As with their piece on the Signature disc for Johnny Guitar, Larry Ceplair and Walter Bernstein weigh in on the blacklist in relation to the movie. Michael Schlesinger offers a spirited take on the colorful career of Stanley Kramer, pausing of course to praise his favorite of Kramer’s movies. The fine editor Mark Goldblatt talks about the editing in the show, debunking the clocks-added-in-post theory. He doesn’t investigate the famed ‘metronome montage’ that accompanies the noon arrival of Frank Miller. Is it sophisticated or merely schematic-effective? The individual shots are artlessly posed that the sequence plays like a pale imitation of classic Eisensteinian montage.
Nick James provides the insert essay and a trailer is included as well. Olive’s Signature Series can’t be called a simple double-dip, as considerable effort has been invested in its added value extras. Olive has a great many titles now that could benefit from this special edition upgrade, so it will be interesting to see if the effort pays off.
Supplements: A Ticking Clock, Academy Award-nominee Mark Goldblatt on the editing of the film; A Stanley Kramer Production, a bio sketch by Michael Schlesinger, Imitation of Life: The Blacklist History of High Noon, with historian Larry Ceplair and blacklisted screenwriter Walter Bernstein; Ulcers and Oscars: The Production History of High Noon, a visual essay with rarely seen archival elements, narrated by Anton Yelchin; Uncitizened Kane – an original essay by Sight and Sound editor Nick James, Theatrical trailer.

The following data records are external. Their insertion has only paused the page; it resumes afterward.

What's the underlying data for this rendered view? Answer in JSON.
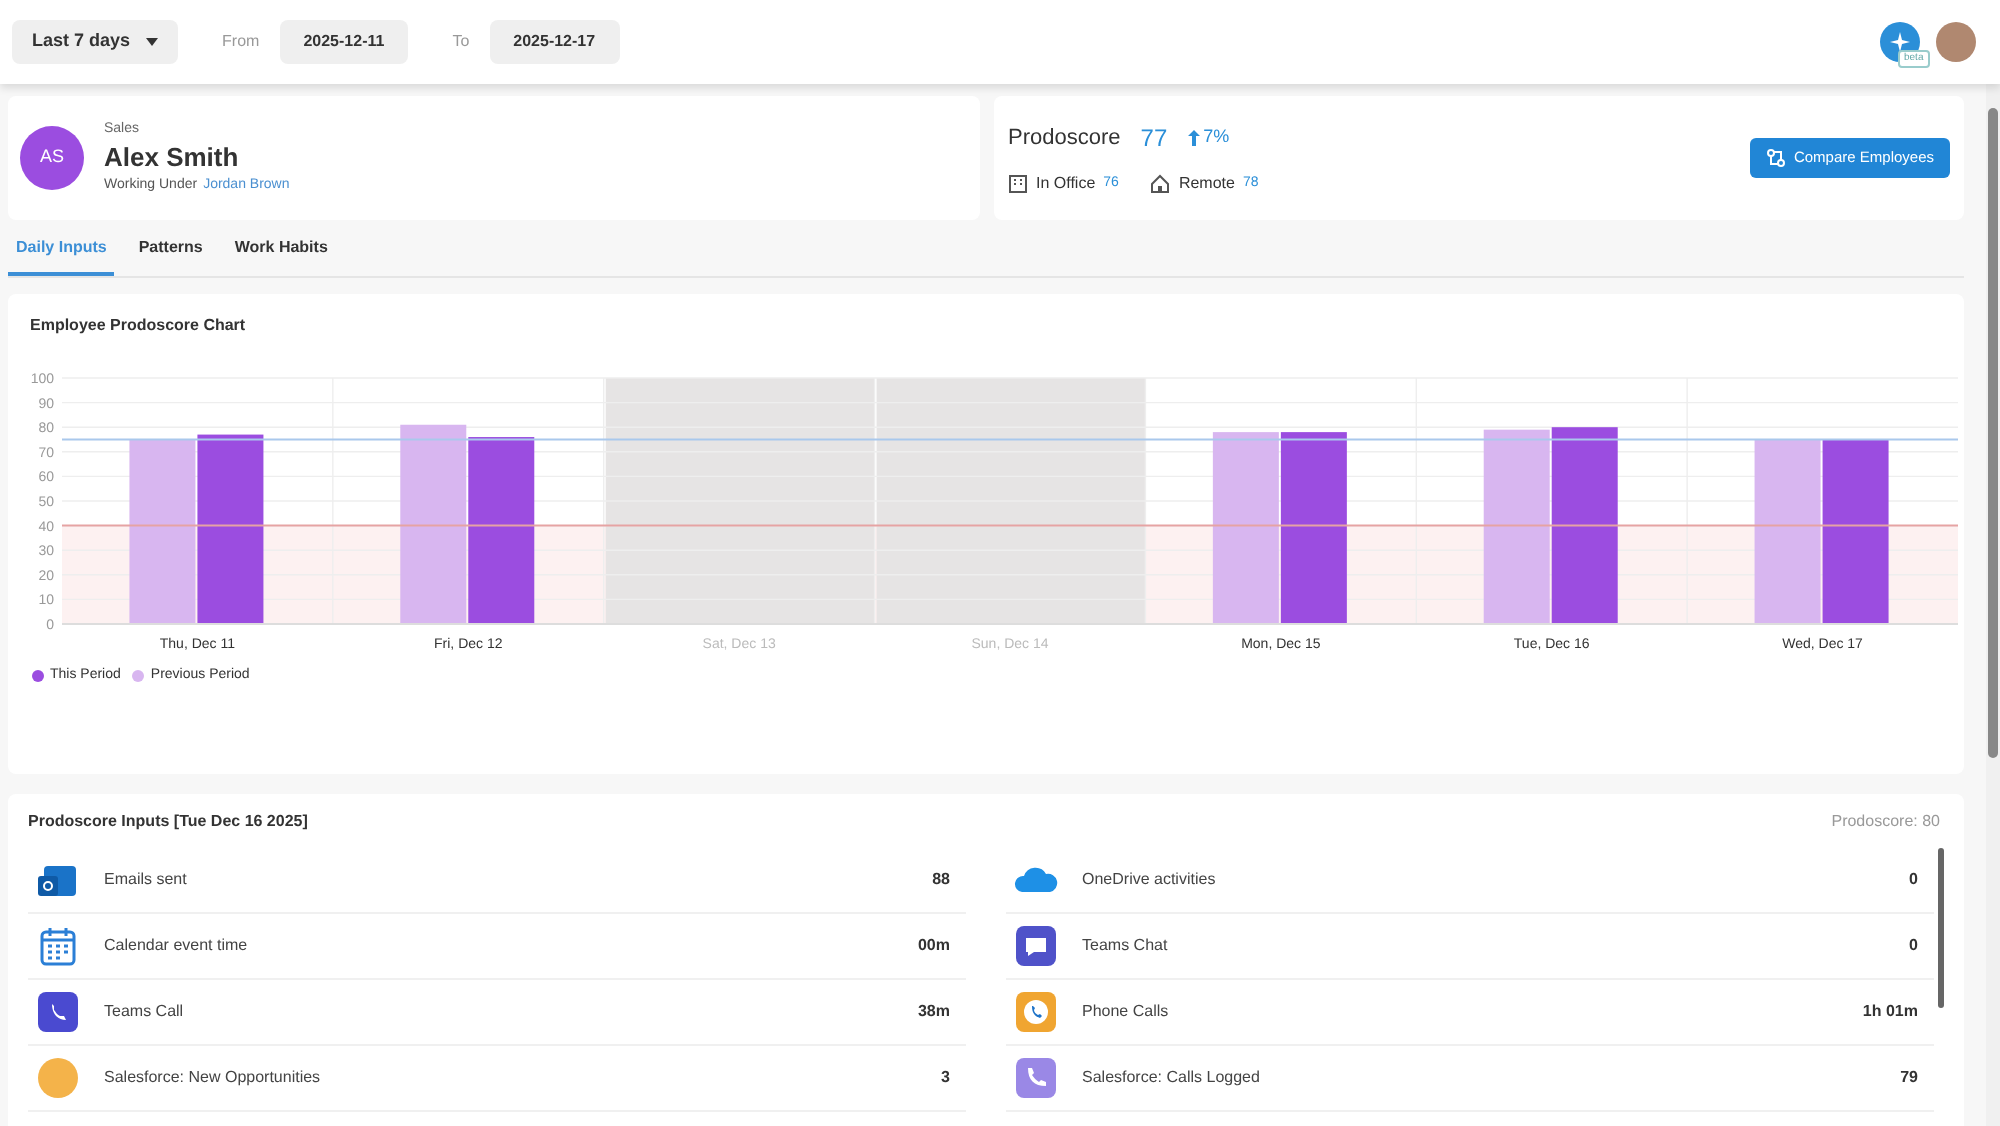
{
  "filters": {
    "range": "Last 7 days",
    "from_label": "From",
    "from": "2025-12-11",
    "to_label": "To",
    "to": "2025-12-17"
  },
  "top_right": {
    "assistant_badge": "beta"
  },
  "employee": {
    "initials": "AS",
    "department": "Sales",
    "name": "Alex Smith",
    "manager_label": "Working Under",
    "manager": "Jordan Brown"
  },
  "score": {
    "label": "Prodoscore",
    "value": "77",
    "change": "7%",
    "in_office_label": "In Office",
    "in_office": "76",
    "remote_label": "Remote",
    "remote": "78",
    "compare_button": "Compare Employees"
  },
  "tabs": [
    {
      "label": "Daily Inputs",
      "selected": true
    },
    {
      "label": "Patterns",
      "selected": false
    },
    {
      "label": "Work Habits",
      "selected": false
    }
  ],
  "chart": {
    "chart_data": {
      "type": "bar",
      "title": "Employee Prodoscore Chart",
      "categories": [
        "Thu, Dec 11",
        "Fri, Dec 12",
        "Sat, Dec 13",
        "Sun, Dec 14",
        "Mon, Dec 15",
        "Tue, Dec 16",
        "Wed, Dec 17"
      ],
      "ylim": [
        0,
        100
      ],
      "yticks": [
        0,
        10,
        20,
        30,
        40,
        50,
        60,
        70,
        80,
        90,
        100
      ],
      "series": [
        {
          "name": "This Period",
          "color": "#9b4de0",
          "values": [
            77,
            76,
            null,
            null,
            78,
            80,
            75
          ]
        },
        {
          "name": "Previous Period",
          "color": "#d8b6f0",
          "values": [
            75,
            81,
            null,
            null,
            78,
            79,
            75
          ]
        }
      ],
      "grid": true,
      "legend": true,
      "bands": [
        {
          "axis": "y",
          "from": 0,
          "to": 40,
          "color": "#fdf1f1"
        }
      ],
      "ref_lines": [
        {
          "axis": "y",
          "value": 75,
          "color": "#a9c8ec"
        },
        {
          "axis": "y",
          "value": 40,
          "color": "#e6a3a3"
        }
      ]
    }
  },
  "inputs": {
    "title": "Prodoscore Inputs [Tue Dec 16 2025]",
    "score": "Prodoscore: 80",
    "left": [
      {
        "kind": "outlook",
        "label": "Emails sent",
        "value": "88"
      },
      {
        "kind": "calendar",
        "label": "Calendar event time",
        "value": "00m"
      },
      {
        "kind": "teams-call",
        "label": "Teams Call",
        "value": "38m"
      },
      {
        "kind": "salesforce-opportunity",
        "label": "Salesforce: New Opportunities",
        "value": "3"
      }
    ],
    "right": [
      {
        "kind": "onedrive",
        "label": "OneDrive activities",
        "value": "0"
      },
      {
        "kind": "teams-chat",
        "label": "Teams Chat",
        "value": "0"
      },
      {
        "kind": "phone",
        "label": "Phone Calls",
        "value": "1h 01m"
      },
      {
        "kind": "salesforce-call",
        "label": "Salesforce: Calls Logged",
        "value": "79"
      }
    ]
  }
}
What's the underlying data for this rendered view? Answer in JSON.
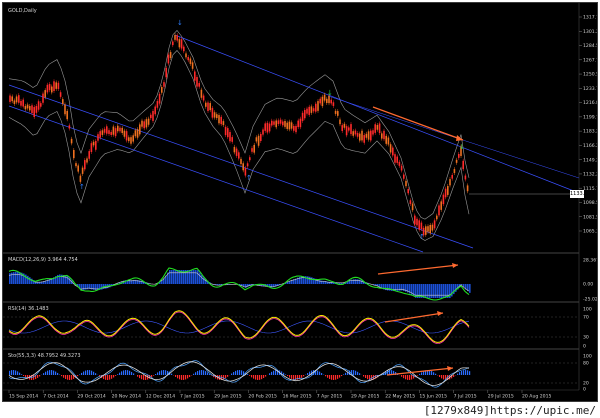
{
  "chart": {
    "title": "GOLD,Daily",
    "price_ticks": [
      "1317.70",
      "1301.25",
      "1284.50",
      "1267.70",
      "1250.55",
      "1233.70",
      "1216.80",
      "1199.70",
      "1183.20",
      "1166.20",
      "1149.25",
      "1132.20",
      "1115.70",
      "1098.50",
      "1081.50",
      "1065.35"
    ],
    "current_price": "1133.95",
    "date_ticks": [
      "15 Sep 2014",
      "7 Oct 2014",
      "29 Oct 2014",
      "20 Nov 2014",
      "12 Dec 2014",
      "7 Jan 2015",
      "29 Jan 2015",
      "20 Feb 2015",
      "16 Mar 2015",
      "7 Apr 2015",
      "29 Apr 2015",
      "22 May 2015",
      "15 Jun 2015",
      "7 Jul 2015",
      "29 Jul 2015",
      "20 Aug 2015"
    ],
    "colors": {
      "bull": "#f07020",
      "bear": "#ff2a2a",
      "channel": "#3a50ff",
      "envelope": "#9a9a9a",
      "arrow": "#ff6a30",
      "fractal": "#2f7fff",
      "fractal_up": "#22cc44"
    }
  },
  "indicators": {
    "macd": {
      "label": "MACD(12,26,9) 3.964 4.754",
      "ticks": [
        "28.367",
        "0.00",
        "-25.025"
      ]
    },
    "rsi": {
      "label": "RSI(14) 36.1483",
      "ticks": [
        "100",
        "70",
        "30",
        "0"
      ]
    },
    "stoch": {
      "label": "Sto(55,3,3) 48.7952 49.3273",
      "ticks": [
        "100",
        "80",
        "20",
        "0"
      ]
    }
  },
  "footer": {
    "text": "[1279x849]https://upic.me/"
  }
}
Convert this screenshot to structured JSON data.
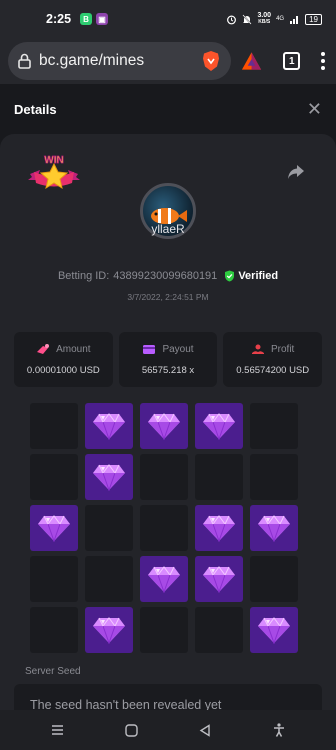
{
  "status_bar": {
    "time": "2:25",
    "app_icons": [
      {
        "name": "messages-app",
        "letter": "B",
        "color": "#2ecc71"
      },
      {
        "name": "video-app",
        "letter": "▣",
        "color": "#8e44ad"
      }
    ],
    "net_speed_value": "3.00",
    "net_speed_unit": "KB/S",
    "signal": "4G",
    "battery": "19"
  },
  "browser": {
    "url": "bc.game/mines",
    "tab_count": "1"
  },
  "details": {
    "title": "Details",
    "close": "✕"
  },
  "bet": {
    "badge_text": "WIN",
    "username": "yllaeR",
    "betting_id_label": "Betting ID:",
    "betting_id": "43899230099680191",
    "verified_label": "Verified",
    "date": "3/7/2022, 2:24:51 PM"
  },
  "stats": [
    {
      "label": "Amount",
      "value": "0.00001000 USD",
      "icon": "money-icon",
      "color": "#ff4f8b"
    },
    {
      "label": "Payout",
      "value": "56575.218 x",
      "icon": "card-icon",
      "color": "#b85cff"
    },
    {
      "label": "Profit",
      "value": "0.56574200 USD",
      "icon": "profit-icon",
      "color": "#e8404a"
    }
  ],
  "grid": {
    "rows": 5,
    "cols": 5,
    "gem_cells": [
      1,
      2,
      3,
      6,
      10,
      13,
      14,
      17,
      18,
      21,
      24
    ]
  },
  "server_seed": {
    "label": "Server Seed",
    "value": "The seed hasn't been revealed yet"
  },
  "colors": {
    "gem_tile": "#4b1e8e",
    "empty_tile": "#1a1b1f",
    "verified": "#2ecc40"
  }
}
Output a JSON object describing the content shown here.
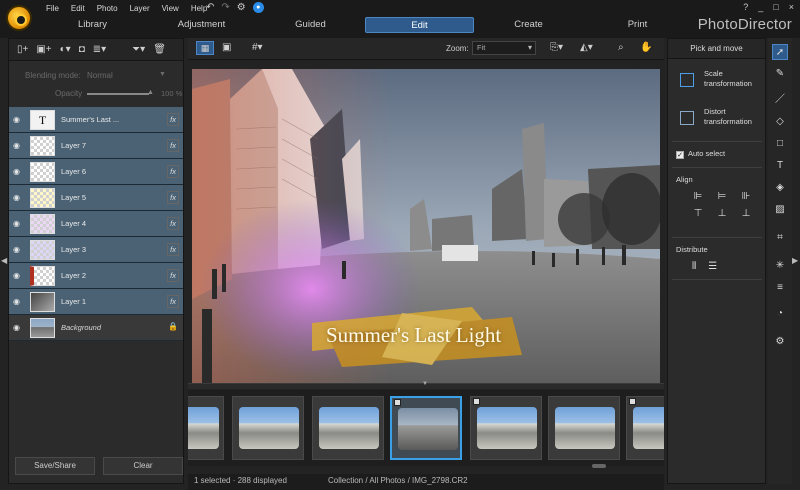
{
  "menu": [
    "File",
    "Edit",
    "Photo",
    "Layer",
    "View",
    "Help"
  ],
  "titlebar_icons": [
    "undo-icon",
    "redo-icon",
    "gear-icon",
    "account-icon"
  ],
  "window_controls": [
    "?",
    "_",
    "□",
    "×"
  ],
  "mode_tabs": [
    {
      "label": "Library",
      "active": false
    },
    {
      "label": "Adjustment",
      "active": false
    },
    {
      "label": "Guided",
      "active": false
    },
    {
      "label": "Edit",
      "active": true
    },
    {
      "label": "Create",
      "active": false
    },
    {
      "label": "Print",
      "active": false
    }
  ],
  "brand": "PhotoDirector",
  "layers_panel": {
    "blending_label": "Blending mode:",
    "blending_value": "Normal",
    "opacity_label": "Opacity",
    "opacity_value": "100 %",
    "opacity_level": 1.0,
    "layers": [
      {
        "name": "Summer's Last ...",
        "thumb": "text",
        "selected": true,
        "fx": "fx"
      },
      {
        "name": "Layer 7",
        "thumb": "checker",
        "selected": true,
        "fx": "fx"
      },
      {
        "name": "Layer 6",
        "thumb": "checker",
        "selected": true,
        "fx": "fx"
      },
      {
        "name": "Layer 5",
        "thumb": "checker",
        "selected": true,
        "fx": "fx"
      },
      {
        "name": "Layer 4",
        "thumb": "checker",
        "selected": true,
        "fx": "fx"
      },
      {
        "name": "Layer 3",
        "thumb": "checker",
        "selected": true,
        "fx": "fx"
      },
      {
        "name": "Layer 2",
        "thumb": "checker",
        "selected": true,
        "fx": "fx"
      },
      {
        "name": "Layer 1",
        "thumb": "checker",
        "selected": true,
        "fx": "fx"
      },
      {
        "name": "Background",
        "thumb": "photo",
        "selected": false,
        "locked": true
      }
    ],
    "save_share_label": "Save/Share",
    "clear_label": "Clear"
  },
  "view_toolbar": {
    "zoom_label": "Zoom:",
    "zoom_value": "Fit"
  },
  "canvas": {
    "overlay_text": "Summer's Last Light"
  },
  "status": {
    "selection": "1 selected · 288 displayed",
    "path": "Collection / All Photos / IMG_2798.CR2"
  },
  "right_panel": {
    "title": "Pick and move",
    "options": [
      {
        "label": "Scale transformation",
        "active": true
      },
      {
        "label": "Distort transformation",
        "active": false
      }
    ],
    "auto_select_label": "Auto select",
    "auto_select_checked": true,
    "align_label": "Align",
    "distribute_label": "Distribute"
  },
  "colors": {
    "accent": "#2f5b8c",
    "accent_border": "#4c86c4",
    "selected_layer": "#4a6274",
    "film_selected": "#3aa0e8"
  }
}
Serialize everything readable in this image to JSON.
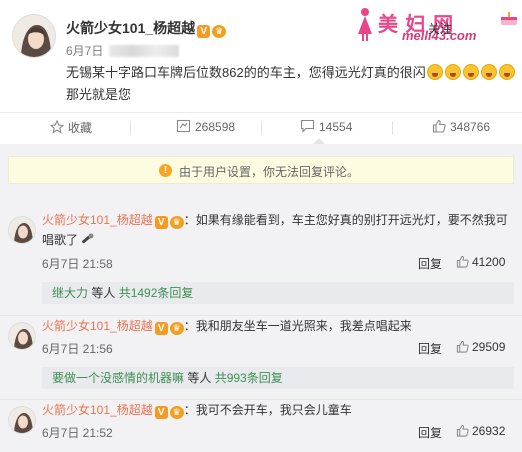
{
  "post": {
    "author": "火箭少女101_杨超越",
    "date": "6月7日",
    "text_before": "无锡某十字路口车牌后位数862的的车主，您得远光灯真的很闪",
    "text_after": "那光就是您",
    "follow_label": "关注"
  },
  "watermark": {
    "title": "美 妇 网",
    "url": "meili43.com"
  },
  "actions": {
    "favorite": "收藏",
    "repost_count": "268598",
    "comment_count": "14554",
    "like_count": "348766"
  },
  "notice": "由于用户设置，你无法回复评论。",
  "comments": [
    {
      "author": "火箭少女101_杨超越",
      "text": "：如果有缘能看到，车主您好真的别打开远光灯，要不然我可唱歌了",
      "time": "6月7日 21:58",
      "reply_label": "回复",
      "likes": "41200",
      "sub_user": "继大力",
      "sub_mid": " 等人 ",
      "sub_count": "共1492条回复"
    },
    {
      "author": "火箭少女101_杨超越",
      "text": "：我和朋友坐车一道光照来，我差点唱起来",
      "time": "6月7日 21:56",
      "reply_label": "回复",
      "likes": "29509",
      "sub_user": "要做一个没感情的机器嘛",
      "sub_mid": " 等人 ",
      "sub_count": "共993条回复"
    },
    {
      "author": "火箭少女101_杨超越",
      "text": "：我可不会开车，我只会儿童车",
      "time": "6月7日 21:52",
      "reply_label": "回复",
      "likes": "26932"
    }
  ],
  "colors": {
    "link": "#eb7350",
    "sub_link": "#3e8e52",
    "notice_bg": "#fdfce0",
    "badge": "#f59a23"
  }
}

Deaf and Hearing-impaired Friendly? YES; Subtitles: English
Packaging: 1 disc in keep case
Reviewed: September 28, 2016
Text © Copyright 2016 Glenn Erickson